foose-1960-ford-starliner-profileFrom his early days as a designer for Boyd Coddington to the hit TV show Overhaulin‘, it’s safe to say that Chip Foose is one of the most recognized faces in the world of hot rodding. His automotive creations have grown beyond custom cars to include wheels, architecture, and even art!

Whether you love him or hate him, there is no denying that Chip Foose brings a lot of attention to the hobby of custom car building. One of his recent builds was this 1960 Ford Starliner coupe on display at the BASF booth at SEMA 2014.

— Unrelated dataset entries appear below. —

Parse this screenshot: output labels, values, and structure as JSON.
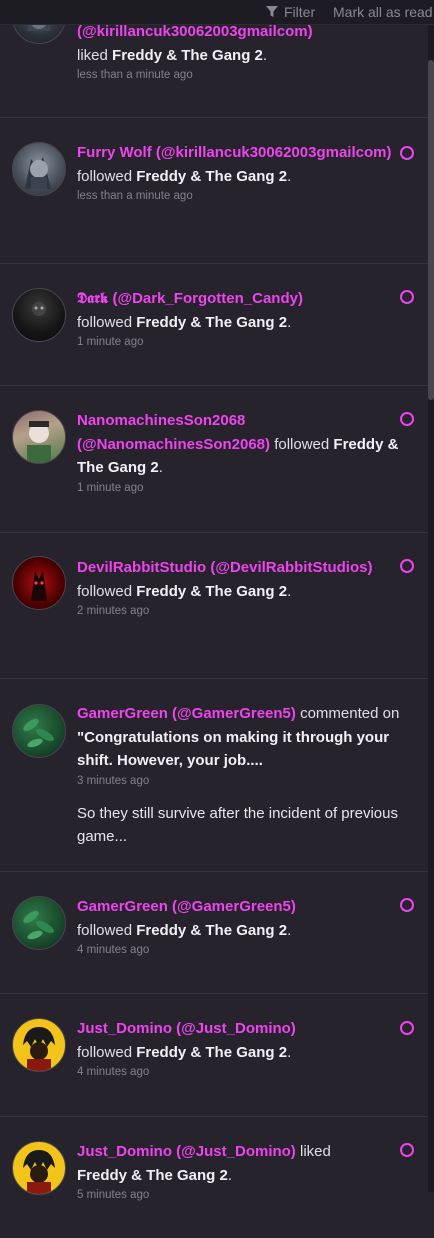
{
  "toolbar": {
    "filter_label": "Filter",
    "mark_all_label": "Mark all as read",
    "filter_icon": "filter-icon"
  },
  "notifications": [
    {
      "user_line": "(@kirillancuk30062003gmailcom)",
      "action": "liked",
      "target": "Freddy & The Gang 2",
      "time": "less than a minute ago",
      "avatar": "wolf-avatar"
    },
    {
      "user": "Furry Wolf (@kirillancuk30062003gmailcom)",
      "action": "followed",
      "target": "Freddy & The Gang 2",
      "time": "less than a minute ago",
      "avatar": "wolf-avatar"
    },
    {
      "user": "𝕯𝖆𝖗𝖐 (@Dark_Forgotten_Candy)",
      "action": "followed",
      "target": "Freddy & The Gang 2",
      "time": "1 minute ago",
      "avatar": "dark-avatar"
    },
    {
      "user": "NanomachinesSon2068 (@NanomachinesSon2068)",
      "action": "followed",
      "target": "Freddy & The Gang 2",
      "time": "1 minute ago",
      "avatar": "nanomachines-avatar"
    },
    {
      "user": "DevilRabbitStudio (@DevilRabbitStudios)",
      "action": "followed",
      "target": "Freddy & The Gang 2",
      "time": "2 minutes ago",
      "avatar": "devil-rabbit-avatar"
    },
    {
      "user": "GamerGreen (@GamerGreen5)",
      "action": "commented on",
      "target": "\"Congratulations on making it through your shift. However, your job....",
      "time": "3 minutes ago",
      "extra": "So they still survive after the incident of previous game...",
      "avatar": "leaf-avatar"
    },
    {
      "user": "GamerGreen (@GamerGreen5)",
      "action": "followed",
      "target": "Freddy & The Gang 2",
      "time": "4 minutes ago",
      "avatar": "leaf-avatar"
    },
    {
      "user": "Just_Domino (@Just_Domino)",
      "action": "followed",
      "target": "Freddy & The Gang 2",
      "time": "4 minutes ago",
      "avatar": "domino-avatar"
    },
    {
      "user": "Just_Domino (@Just_Domino)",
      "action": "liked",
      "target": "Freddy & The Gang 2",
      "time": "5 minutes ago",
      "avatar": "domino-avatar"
    }
  ],
  "colors": {
    "accent": "#ee44ee",
    "background": "#26232c"
  }
}
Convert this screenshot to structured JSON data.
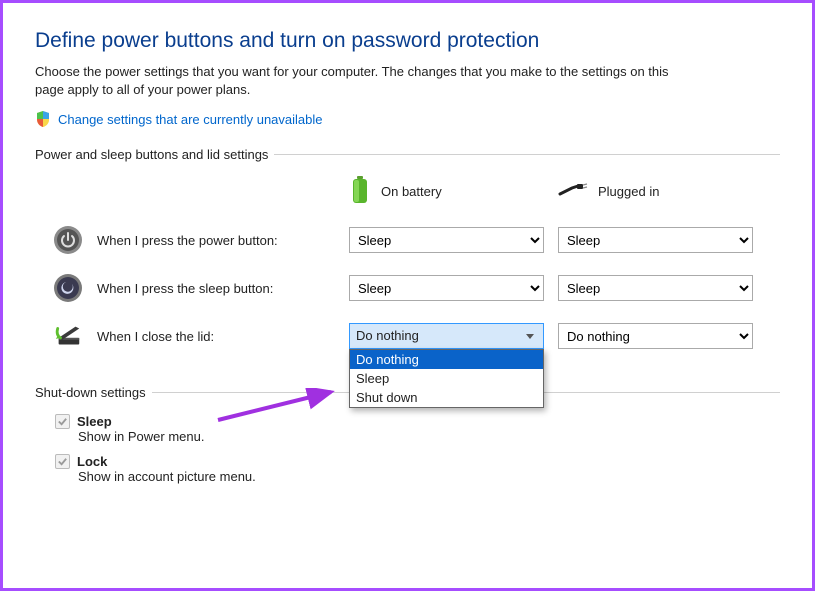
{
  "page_title": "Define power buttons and turn on password protection",
  "page_desc": "Choose the power settings that you want for your computer. The changes that you make to the settings on this page apply to all of your power plans.",
  "change_link": "Change settings that are currently unavailable",
  "section1_heading": "Power and sleep buttons and lid settings",
  "columns": {
    "battery": "On battery",
    "plugged": "Plugged in"
  },
  "rows": {
    "power_button": {
      "label": "When I press the power button:",
      "battery": "Sleep",
      "plugged": "Sleep"
    },
    "sleep_button": {
      "label": "When I press the sleep button:",
      "battery": "Sleep",
      "plugged": "Sleep"
    },
    "lid": {
      "label": "When I close the lid:",
      "battery": "Do nothing",
      "plugged": "Do nothing"
    }
  },
  "lid_dropdown_options": [
    "Do nothing",
    "Sleep",
    "Shut down"
  ],
  "section2_heading": "Shut-down settings",
  "shutdown": {
    "sleep": {
      "title": "Sleep",
      "sub": "Show in Power menu."
    },
    "lock": {
      "title": "Lock",
      "sub": "Show in account picture menu."
    }
  }
}
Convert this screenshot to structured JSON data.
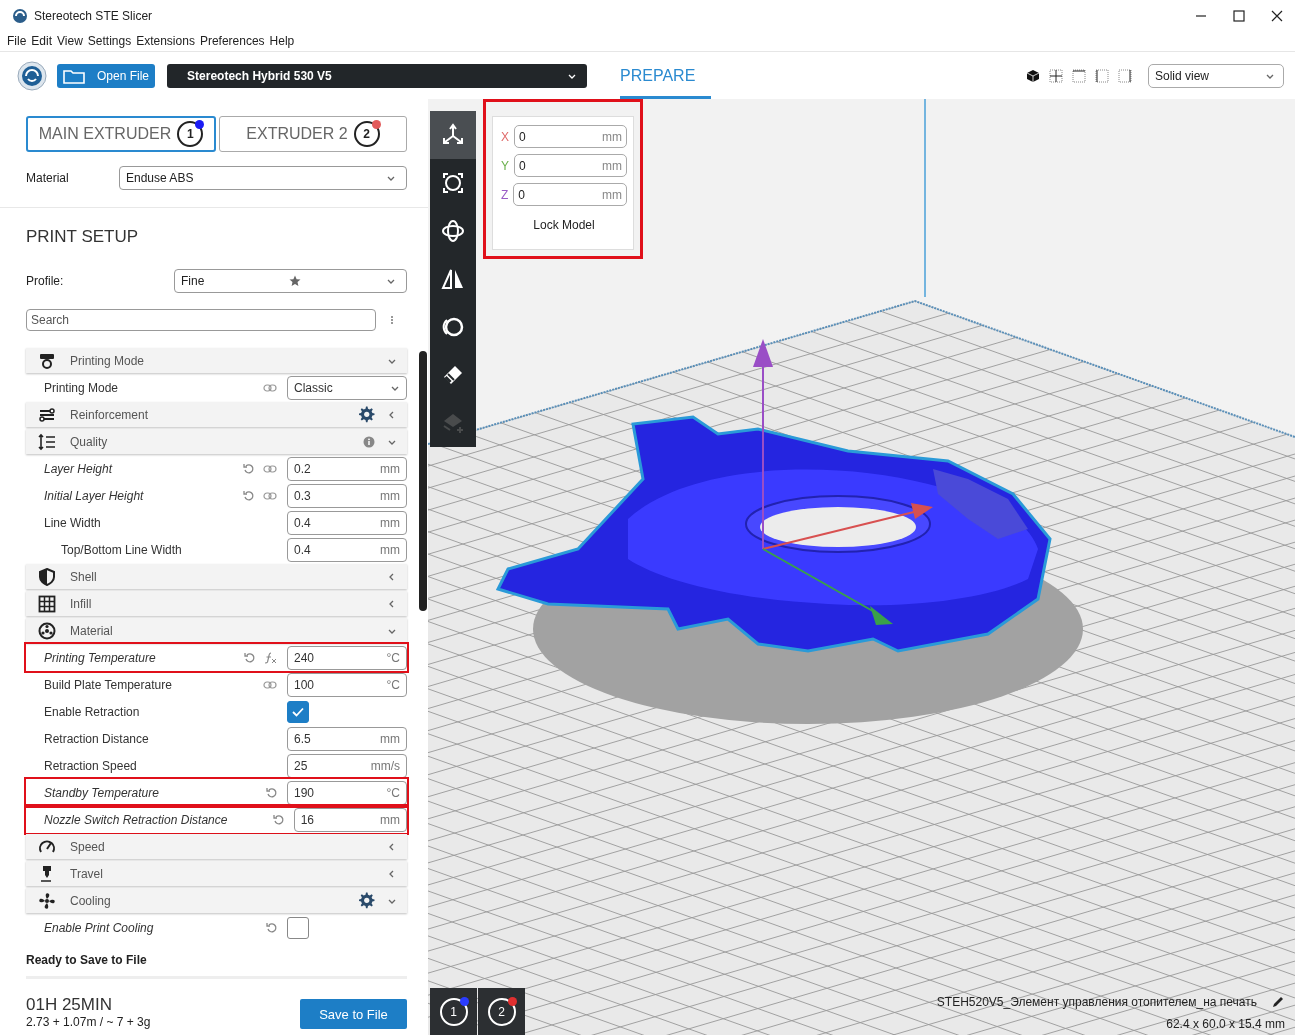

The whole car looked absolutely flawless in BASF Metallic Grey paint from their Glasurit 90-series. It was wearing a set of Foose Heritage wheels which are 19″ up front and 20″ in the rear. But this car isn’t just a simple respray with some new shoes…it has a big surprise in the typical Foose fashion. Continue reading

1967 Ford Fairlane ‘Black Ops’ by Steve Strope

1967-fairlane-steve-strope-rearSteve Strope of Pure Vision Design was in the spotlight a few years ago with the Martini Mustang. He was back at SEMA 2014 with a real head turner, and quite possibly my favorite car of the whole show! This 1967 Ford Fairlane is called “Black Ops” and it was on display at the Dynamat/Dynamic Control booth in the Central Hall.

The name Black Ops warrants an explanation, seeing as the car is not painted black, but rather, a very pretty blue and gold. The concept for this car was to build an “experimental” racer as it might have been built back in the late 1960s. It is not based on any particular car that actually existed, but sought to recreate a “factory test mule” using period-correct parts and technologies. Continue reading